:: About this task ::
Please give the listing underneath again, exactly as shown.

:: Records provided ::
* * *

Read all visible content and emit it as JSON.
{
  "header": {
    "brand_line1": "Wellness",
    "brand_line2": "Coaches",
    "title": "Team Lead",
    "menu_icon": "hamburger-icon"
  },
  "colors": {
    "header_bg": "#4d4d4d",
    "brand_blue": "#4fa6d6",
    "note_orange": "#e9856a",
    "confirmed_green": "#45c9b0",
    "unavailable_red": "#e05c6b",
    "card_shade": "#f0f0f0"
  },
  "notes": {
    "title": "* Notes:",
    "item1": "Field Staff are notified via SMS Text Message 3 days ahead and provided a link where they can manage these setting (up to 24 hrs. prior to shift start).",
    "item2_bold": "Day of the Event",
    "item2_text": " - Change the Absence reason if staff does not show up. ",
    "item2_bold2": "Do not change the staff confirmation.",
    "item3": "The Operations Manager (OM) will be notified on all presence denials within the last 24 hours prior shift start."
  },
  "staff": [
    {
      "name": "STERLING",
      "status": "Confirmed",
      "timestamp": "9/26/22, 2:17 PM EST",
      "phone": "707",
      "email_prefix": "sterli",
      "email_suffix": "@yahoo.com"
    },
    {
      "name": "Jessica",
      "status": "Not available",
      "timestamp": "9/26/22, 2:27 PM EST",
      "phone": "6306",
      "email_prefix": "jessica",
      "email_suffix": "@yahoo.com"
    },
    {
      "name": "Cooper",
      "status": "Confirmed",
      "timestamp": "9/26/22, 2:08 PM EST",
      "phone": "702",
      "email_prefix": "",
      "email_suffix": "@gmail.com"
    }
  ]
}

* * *

:: Task solution ::
Read all visible content and emit it as JSON.
{
  "header": {
    "brand_line1": "Wellness",
    "brand_line2": "Coaches",
    "title": "Team Lead",
    "menu_icon": "hamburger-icon"
  },
  "colors": {
    "header_bg": "#4d4d4d",
    "brand_blue": "#4fa6d6",
    "note_orange": "#e9856a",
    "confirmed_green": "#45c9b0",
    "unavailable_red": "#e05c6b",
    "card_shade": "#f0f0f0"
  },
  "notes": {
    "title": "* Notes:",
    "item1": "Field Staff are notified via SMS Text Message 3 days ahead and provided a link where they can manage these setting (up to 24 hrs. prior to shift start).",
    "item2_bold": "Day of the Event",
    "item2_text": " - Change the Absence reason if staff does not show up. ",
    "item2_bold2": "Do not change the staff confirmation.",
    "item3": "The Operations Manager (OM) will be notified on all presence denials within the last 24 hours prior shift start."
  },
  "staff": [
    {
      "name": "STERLING",
      "status": "Confirmed",
      "timestamp": "9/26/22, 2:17 PM EST",
      "phone": "707",
      "email_prefix": "sterli",
      "email_suffix": "@yahoo.com"
    },
    {
      "name": "Jessica",
      "status": "Not available",
      "timestamp": "9/26/22, 2:27 PM EST",
      "phone": "6306",
      "email_prefix": "jessica",
      "email_suffix": "@yahoo.com"
    },
    {
      "name": "Cooper",
      "status": "Confirmed",
      "timestamp": "9/26/22, 2:08 PM EST",
      "phone": "702",
      "email_prefix": "",
      "email_suffix": "@gmail.com"
    }
  ]
}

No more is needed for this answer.